■ Exercise
The entries that follow need to be printed exactly as they are, minus any pictures.
======== Source data
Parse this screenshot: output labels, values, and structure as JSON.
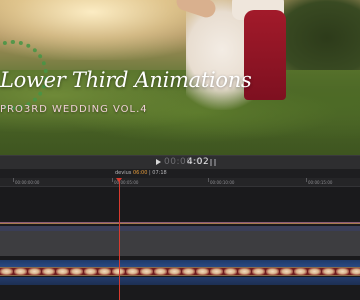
{
  "viewer": {
    "title": "Lower Third Animations",
    "subtitle": "PRO3RD WEDDING VOL.4"
  },
  "transport": {
    "timecode_dim": "00:00:0",
    "timecode": "4:02"
  },
  "timeline": {
    "clip_name": "devius",
    "clip_time_current": "06:00",
    "clip_time_total": "07:18",
    "ruler_labels": [
      "00:00:00:00",
      "00:00:05:00",
      "00:00:10:00",
      "00:00:15:00"
    ],
    "colors": {
      "playhead": "#d83a2e",
      "video_track": "#3a3e57",
      "audio_track": "#2a4a84",
      "filmstrip": "#6b1d1d"
    }
  }
}
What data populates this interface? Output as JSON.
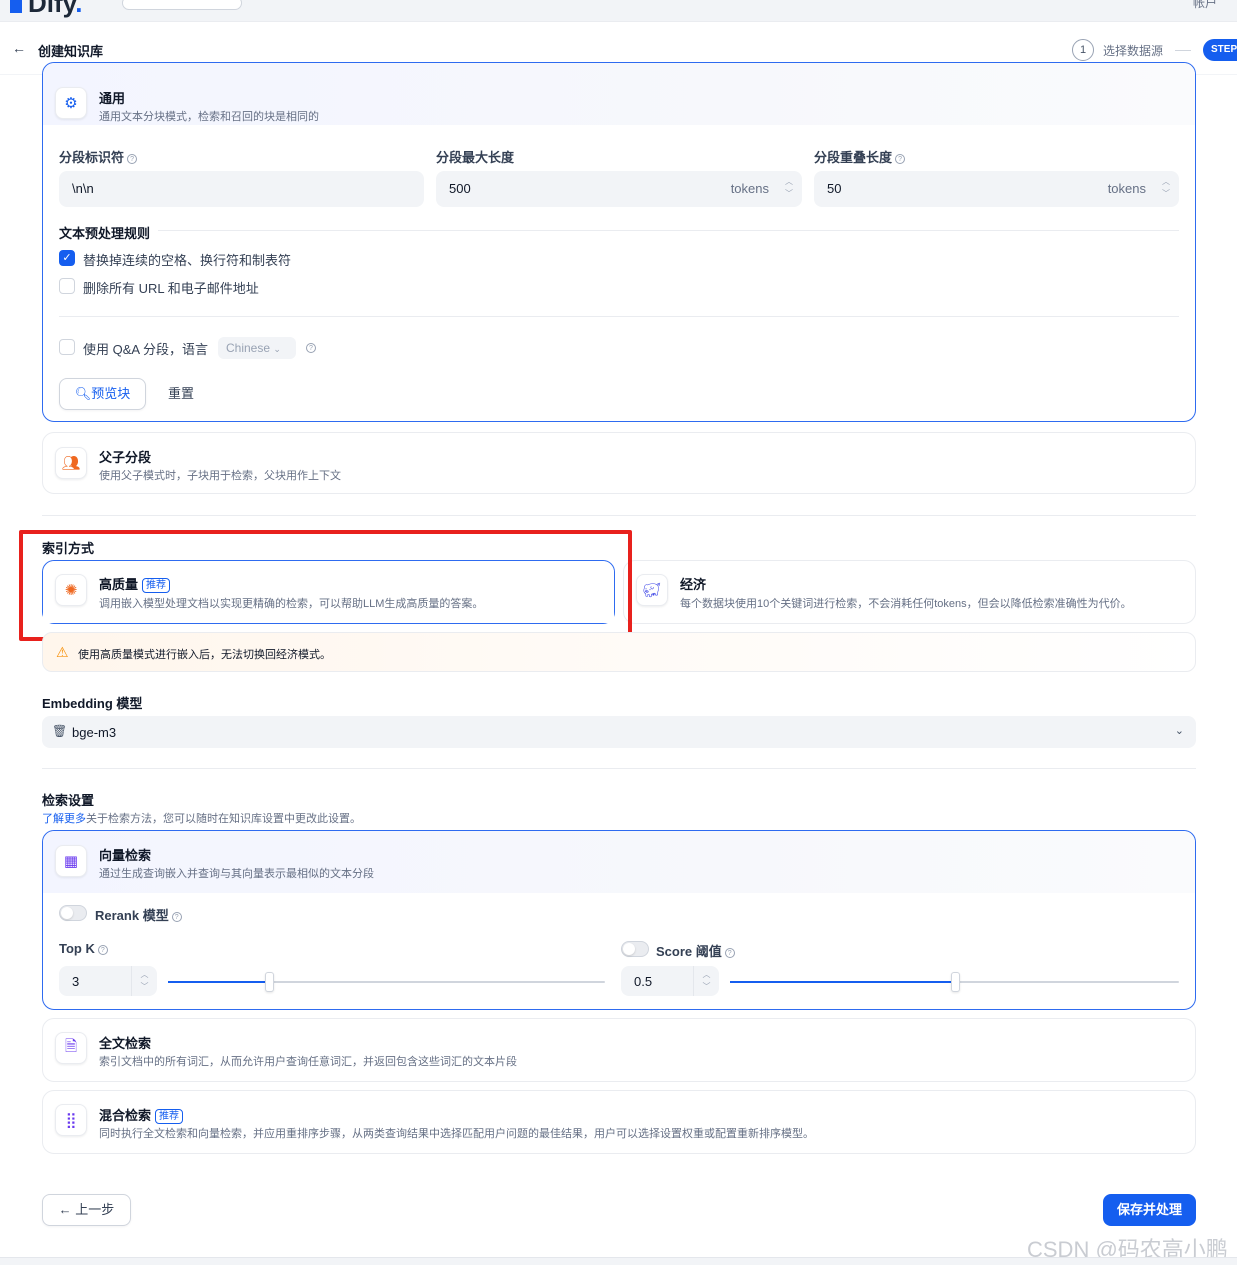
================
■ Reply
Parse this screenshot: output labels, values, and structure as JSON.
{
  "viewer": {
    "title": "Lower Third Animations",
    "subtitle": "PRO3RD WEDDING VOL.4"
  },
  "transport": {
    "timecode_dim": "00:00:0",
    "timecode": "4:02"
  },
  "timeline": {
    "clip_name": "devius",
    "clip_time_current": "06:00",
    "clip_time_total": "07:18",
    "ruler_labels": [
      "00:00:00:00",
      "00:00:05:00",
      "00:00:10:00",
      "00:00:15:00"
    ],
    "colors": {
      "playhead": "#d83a2e",
      "video_track": "#3a3e57",
      "audio_track": "#2a4a84",
      "filmstrip": "#6b1d1d"
    }
  }
}
What data populates this interface? Output as JSON.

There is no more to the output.